Abdellah Meliani and Mohamed Falih, Appellants, v. United States of America, Appellee, 311 F.2d 699 (5th Cir. 1963)Annotate this Case
John Patrick Keegan, New Orleans, La., for appellants.
Peter E. Duffy, Asst. U. S. Atty., Walter F. Gemeinhardt, Asst. U. S. Atty., New Orleans, La., for appellee.
Before RIVES, CAMERON, and BELL, Circuit Judges.
GRIFFIN B. BELL, Circuit Judge.
Appellants, having been indicted and convicted after a non-jury trial on a three count indictment of violating the Narcotic Control Act of 1956, 21 U.S. C.A. § 176a, contend that the evidence was insufficient to support the conviction, and that counts two and three of the indictment should have been dismissed for failure to charge crimes under the statute in that neither count contained an allegation of intent.
The evidence was sufficient to show the importation of marihuana as charged in count one, the sale and abetting as charged in count two, and concealment and facilitating the concealment as charged in count three. It is urged that appellants, French Moroccan seamen, were illiterate, unable to speak English, and ignorant of the laws of this country relating to marihuana, to the extent that intent to violate the statute was negated. Their clandestine and secretive conduct belied this however, and the trial court was authorized to hold to the contrary.
Count one of the indictment alleged importation with intent to defraud the United States. Counts two and three did not allege intent but did allege sale and concealment, respectively, knowing the marihuana to have been imported into the United States contrary to law.1 An allegation of intent to defraud the United States by selling or concealing was not necessary to charge the statutory crimes alleged in counts two and three since the statute does not make such intent an essential element of the offense.2 United States v. Behrman, 1922, 258 U.S. 280, 42 S. Ct. 303, 66 L. Ed. 619; and United States v. Balint, 1922, 258 U.S. 250, 42 S. Ct. 301, 66 L. Ed. 604. Intent to defraud the United States was a necessary element in connection with count one charging importation, but the sale of the marihuana or the concealment of it, once it was imported, was also in violation of the statute if appellants knew that the marihuana had been imported contrary to the statute. This is the language of counts two and three which plainly described each element of the offense charged. Cf. Glenn v. United States, 5 Cir., 1962, 303 F.2d 536. It follows that the motion to dismiss these counts should have been, as was the case, denied.
No error appearing, and the evidence amply supporting the convictions, the judgments appealed from are

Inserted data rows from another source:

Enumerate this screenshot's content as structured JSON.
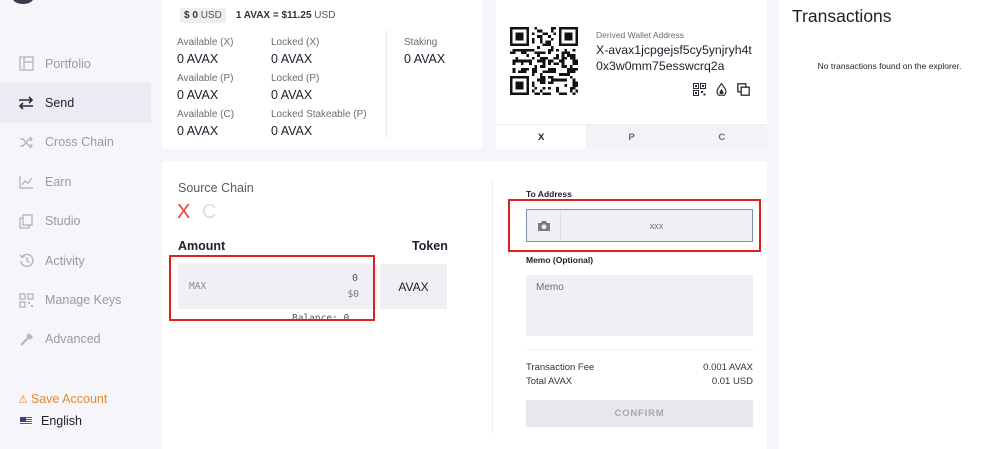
{
  "sidebar": {
    "items": [
      {
        "label": "Portfolio",
        "icon": "portfolio-icon",
        "active": false
      },
      {
        "label": "Send",
        "icon": "send-icon",
        "active": true
      },
      {
        "label": "Cross Chain",
        "icon": "cross-chain-icon",
        "active": false
      },
      {
        "label": "Earn",
        "icon": "earn-icon",
        "active": false
      },
      {
        "label": "Studio",
        "icon": "studio-icon",
        "active": false
      },
      {
        "label": "Activity",
        "icon": "activity-icon",
        "active": false
      },
      {
        "label": "Manage Keys",
        "icon": "manage-keys-icon",
        "active": false
      },
      {
        "label": "Advanced",
        "icon": "advanced-icon",
        "active": false
      }
    ],
    "save_account": "Save Account",
    "language": "English"
  },
  "balance": {
    "usd_value": "$ 0",
    "usd_unit": "USD",
    "rate_prefix": "1 AVAX = ",
    "rate_value": "$11.25",
    "rate_unit": " USD",
    "available_x_label": "Available (X)",
    "available_x_value": "0 AVAX",
    "available_p_label": "Available (P)",
    "available_p_value": "0 AVAX",
    "available_c_label": "Available (C)",
    "available_c_value": "0 AVAX",
    "locked_x_label": "Locked (X)",
    "locked_x_value": "0 AVAX",
    "locked_p_label": "Locked (P)",
    "locked_p_value": "0 AVAX",
    "locked_stakeable_label": "Locked Stakeable (P)",
    "locked_stakeable_value": "0 AVAX",
    "staking_label": "Staking",
    "staking_value": "0 AVAX"
  },
  "wallet": {
    "address_label": "Derived Wallet Address",
    "address": "X-avax1jcpgejsf5cy5ynjryh4t0x3w0mm75esswcrq2a",
    "tabs": [
      "X",
      "P",
      "C"
    ],
    "active_tab": "X"
  },
  "send_form": {
    "source_chain_label": "Source Chain",
    "chains": [
      "X",
      "C"
    ],
    "selected_chain": "X",
    "amount_label": "Amount",
    "token_label": "Token",
    "max_label": "MAX",
    "amount_value": "0",
    "amount_usd": "$0",
    "token": "AVAX",
    "balance_text": "Balance: 0",
    "to_address_label": "To Address",
    "to_address_placeholder": "xxx",
    "memo_label": "Memo (Optional)",
    "memo_placeholder": "Memo",
    "fee_label": "Transaction Fee",
    "fee_value": "0.001 AVAX",
    "total_label": "Total AVAX",
    "total_value": "0.01 USD",
    "confirm_label": "CONFIRM"
  },
  "transactions": {
    "title": "Transactions",
    "empty_message": "No transactions found on the explorer."
  },
  "colors": {
    "accent_red": "#e84142",
    "highlight_red": "#e01f1f",
    "warning_orange": "#e68a2e"
  }
}
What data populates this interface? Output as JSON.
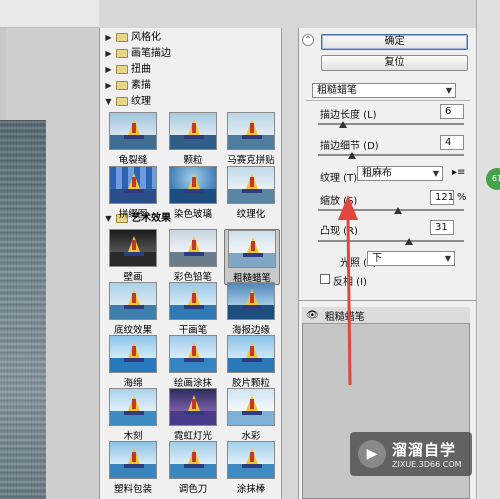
{
  "gallery": {
    "folders_top": [
      {
        "label": "风格化"
      },
      {
        "label": "画笔描边"
      },
      {
        "label": "扭曲"
      },
      {
        "label": "素描"
      }
    ],
    "texture_folder": "纹理",
    "texture_items": [
      "龟裂缝",
      "颗粒",
      "马赛克拼贴",
      "拼缀图",
      "染色玻璃",
      "纹理化"
    ],
    "artistic_folder": "艺术效果",
    "artistic_items": [
      "壁画",
      "彩色铅笔",
      "粗糙蜡笔",
      "底纹效果",
      "干画笔",
      "海报边缘",
      "海绵",
      "绘画涂抹",
      "胶片颗粒",
      "木刻",
      "霓虹灯光",
      "水彩",
      "塑料包装",
      "调色刀",
      "涂抹棒"
    ],
    "selected": "粗糙蜡笔"
  },
  "panel": {
    "ok_label": "确定",
    "reset_label": "复位",
    "filter_select": "粗糙蜡笔",
    "stroke_length_label": "描边长度 (L)",
    "stroke_length_value": "6",
    "stroke_detail_label": "描边细节 (D)",
    "stroke_detail_value": "4",
    "texture_label": "纹理 (T):",
    "texture_value": "粗麻布",
    "scaling_label": "缩放 (S)",
    "scaling_value": "121",
    "scaling_unit": "%",
    "relief_label": "凸现 (R)",
    "relief_value": "31",
    "light_label": "光照 (L):",
    "light_value": "下",
    "invert_label": "反相 (I)",
    "stroke_length_level": 0.17,
    "stroke_detail_level": 0.23,
    "scaling_level": 0.55,
    "relief_level": 0.62
  },
  "layers": {
    "row_label": "粗糙蜡笔"
  },
  "watermark": {
    "title": "溜溜自学",
    "sub": "ZIXUE.3D66.COM"
  },
  "badge": "61"
}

"That on or about November 26, 1961, in the New Orleans Division of the Eastern District of Louisiana, ABDELLAH MELIANI and MOHAMED FALIH did then and there unlawfully, wilfully, knowingly and feloniously, with intent to defraud the United States, import and bring into the United States aboard the Moroccan vessel SS Atlas, contrary to law, marihuana in bulk from having a total weight of 3 ounces and 75 grains, which marihuana was not included or described on the manifest of the said Moroccan vessel SS Atlas, or otherwise invoiced as required by Section 1431, Title 19, United States Code, all in violation of Section 176a, Title 21, United States Code.
"That on or about November 26, 1961, in the New Orleans Division of the Eastern District of Louisiana, MOHAMED FALIH, aided and abetted by ABDELLAH MELIANI, unlawfully, knowingly and feloniously sold, bartered and exchanged to Customs Enforcement Officer Joseph E. Burns, Jr. a narcotic drug, to wit: 247 grains of marihuana in bulk form, knowing the same to have been imported into the United States contrary to law; all in violation of Section 176a, Title 21, United States Code.
"That on or about November 27, 1961, in the New Orleans Division of the Eastern District of Louisiana, ABDELLAH MELIANI and MOHAMED FALIH knowingly, fraudulently and feloniously received, concealed and facilitated in the concealment of a narcotic drug, to wit, one ounce, 195 grains of marihuana in bulk form, knowing the same to have been imported into the United States contrary to law; all in violation of Section 176a, Title 21, United States Code."
21 U.S.C.A. § 176a
"Notwithstanding any other provision of law, whoever, knowingly, with intent to defraud the United States, imports or brings into the United States marihuana contrary to law, or smuggles or clandestinely introduces into the United States marihuana which should have been invoiced, or receives, conceals, buys, sells, or in any manner facilitates the transportation, concealment, or sale of such marihuana after being imported or brought in, knowing the same to have been imported or brought into the United States contrary to law, or whoever conspires to do any of the foregoing acts, shall be imprisoned not less than five or more than twenty years and, in addition, may be fined not more than $20,000. * * *"